The Impact of Technology on Economic Development Policy
In a world where technology is enabling almost everything, economic development policy makers are faced with several challenges when planning and implementing strategies for economic growth. Communities, regions and states must be able to adapt programs and initiatives to address the economic disruption caused by technology. In particular, investments in technology and talent are vital to ensuring economic growth and wealth creation for residents and businesses throughout the world.
History is always instructive when looking at public policy impacting economic development issues. The United States and world have experienced evolution in the economy for centuries. The introduction of steam power and electricity were game changers for the economy. Transcontinental railroads and interstate highway systems allowed businesses to reach more markets with its goods. The oil and gas sector created wealth and allowed businesses and consumers to enjoy affordable and diverse energy sources.
Today, we sit squarely in the information technology economy and this is transforming the globe in dynamic ways. From the Internet of Things to automation, consumers and businesses alike are seeing more rapid disruption than any other time in our history. This requires public policy makers to be nimble in order to react and maximize economic opportunities and results. Thought leaders must focus on the best ways to prepare talent, position its tax climate, change regulations and align incentives to be best positioned for economic development opportunities.

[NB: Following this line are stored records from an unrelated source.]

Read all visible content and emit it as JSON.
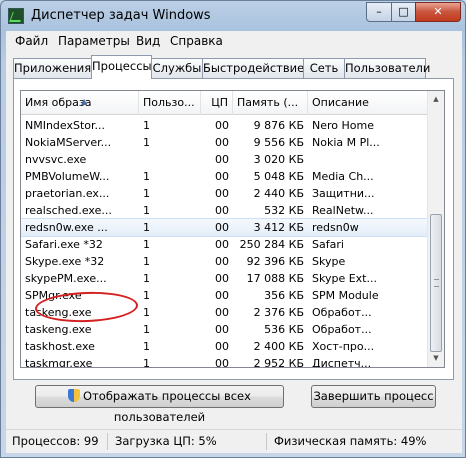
{
  "window": {
    "title": "Диспетчер задач Windows"
  },
  "menu": {
    "items": [
      "Файл",
      "Параметры",
      "Вид",
      "Справка"
    ]
  },
  "tabs": [
    "Приложения",
    "Процессы",
    "Службы",
    "Быстродействие",
    "Сеть",
    "Пользователи"
  ],
  "active_tab": "Процессы",
  "table": {
    "columns": [
      "Имя образа",
      "Пользо...",
      "ЦП",
      "Память (...",
      "Описание"
    ],
    "rows": [
      [
        "NMIndexStor...",
        "1",
        "00",
        "9 876 КБ",
        "Nero Home"
      ],
      [
        "NokiaMServer...",
        "1",
        "00",
        "9 556 КБ",
        "Nokia M Pl..."
      ],
      [
        "nvvsvc.exe",
        "",
        "00",
        "3 020 КБ",
        ""
      ],
      [
        "PMBVolumeW...",
        "1",
        "00",
        "5 048 КБ",
        "Media Ch..."
      ],
      [
        "praetorian.ex...",
        "1",
        "00",
        "2 440 КБ",
        "Защитни..."
      ],
      [
        "realsched.exe...",
        "1",
        "00",
        "532 КБ",
        "RealNetw..."
      ],
      [
        "redsn0w.exe ...",
        "1",
        "00",
        "3 412 КБ",
        "redsn0w"
      ],
      [
        "Safari.exe *32",
        "1",
        "00",
        "250 284 КБ",
        "Safari"
      ],
      [
        "Skype.exe *32",
        "1",
        "00",
        "92 396 КБ",
        "Skype"
      ],
      [
        "skypePM.exe...",
        "1",
        "00",
        "17 088 КБ",
        "Skype Ext..."
      ],
      [
        "SPMgr.exe",
        "1",
        "00",
        "356 КБ",
        "SPM Module"
      ],
      [
        "taskeng.exe",
        "1",
        "00",
        "2 376 КБ",
        "Обработ..."
      ],
      [
        "taskeng.exe",
        "1",
        "00",
        "536 КБ",
        "Обработ..."
      ],
      [
        "taskhost.exe",
        "1",
        "00",
        "2 400 КБ",
        "Хост-про..."
      ],
      [
        "taskmgr.exe",
        "1",
        "00",
        "2 952 КБ",
        "Диспетч..."
      ]
    ],
    "selected_row": "redsn0w.exe ..."
  },
  "buttons": {
    "show_all": "Отображать процессы всех пользователей",
    "end_process": "Завершить процесс"
  },
  "status": {
    "processes": "Процессов: 99",
    "cpu": "Загрузка ЦП: 5%",
    "memory": "Физическая память: 49%"
  },
  "icons": {
    "app": "task-manager-icon",
    "shield": "uac-shield-icon"
  },
  "colors": {
    "annotation_circle": "#d32020",
    "close_button": "#c43a1e"
  }
}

In a technology enabled world, talent is the most important commodity. In fact, talent will not only be the most important location decision factor for a technology business, but it also represents the area where those businesses will invest the most money in order to ensure success. In our site selection practice for approximately 90 percent of our projects, talent is the highest weighted location decision driver by our clients. Due to this fact, governmental and economic development leaders have to adjust public policy to support the development of talent.

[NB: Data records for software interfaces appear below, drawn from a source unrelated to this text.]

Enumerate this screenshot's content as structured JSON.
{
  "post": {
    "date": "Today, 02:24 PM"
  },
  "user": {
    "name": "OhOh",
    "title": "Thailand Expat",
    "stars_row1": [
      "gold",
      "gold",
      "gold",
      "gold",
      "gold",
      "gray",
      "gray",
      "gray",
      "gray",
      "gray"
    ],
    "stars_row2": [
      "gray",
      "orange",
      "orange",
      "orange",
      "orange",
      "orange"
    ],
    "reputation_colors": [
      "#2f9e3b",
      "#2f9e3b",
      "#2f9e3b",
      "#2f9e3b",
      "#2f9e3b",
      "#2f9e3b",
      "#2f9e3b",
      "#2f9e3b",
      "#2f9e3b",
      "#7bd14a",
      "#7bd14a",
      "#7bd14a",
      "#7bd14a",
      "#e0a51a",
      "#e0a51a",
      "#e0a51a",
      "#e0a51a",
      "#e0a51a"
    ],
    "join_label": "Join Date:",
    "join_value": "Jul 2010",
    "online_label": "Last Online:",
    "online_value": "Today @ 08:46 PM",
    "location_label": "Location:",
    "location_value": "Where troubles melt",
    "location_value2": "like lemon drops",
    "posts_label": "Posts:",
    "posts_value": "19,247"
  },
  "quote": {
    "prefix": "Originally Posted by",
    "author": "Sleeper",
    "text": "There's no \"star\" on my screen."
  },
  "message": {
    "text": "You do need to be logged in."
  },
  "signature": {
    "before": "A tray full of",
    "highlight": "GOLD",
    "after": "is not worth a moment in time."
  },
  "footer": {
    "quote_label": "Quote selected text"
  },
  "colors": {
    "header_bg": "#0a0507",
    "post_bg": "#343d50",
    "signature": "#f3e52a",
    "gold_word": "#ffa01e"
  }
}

Today, towns, cities and counties need to examine the best ways to support the retention and attraction of talent. Investments in quality of place assets, job training (industry recognized credentials and certifications), telecommunications infrastructure and entrepreneurial development programs are critical. These types of investments position areas to attract a highly educated and sustainable workforce that meets the needs of its key business sectors.
When it comes to economic development incentive programs, technology disruption has had a significant impact on long standing tools used by local and state government. As an example, most local communities tie their incentive programs to capital investment as compared to headcount and earnings, because this is what has historically generated the most tax dollars for them. In addition, this is the way local leaders have approached economic development for decades.
As a result, it is important to pivot incentives to focus on human capital versus fixed assets (building and equipment) in order to competitive. This will require communities and states to examine their approach to taxation to ensure it meets the needs of a changing economic base. This way, incentives, forms of investment and generation of taxes are fully aligned.
In closing, communities, regions and states can no longer approach economic development in the same manner as it has for decades. By recognizing the importance of talent, technology and automation and most importantly, aligning initiatives and programs to support businesses, a location can position itself to provide more opportunities for jobs and wealth creation for its residents and businesses. The challenge is in front of us and the locations that seize the opportunity will be the economic winners.
Larry Gigerich is executive managing director of Ginovus.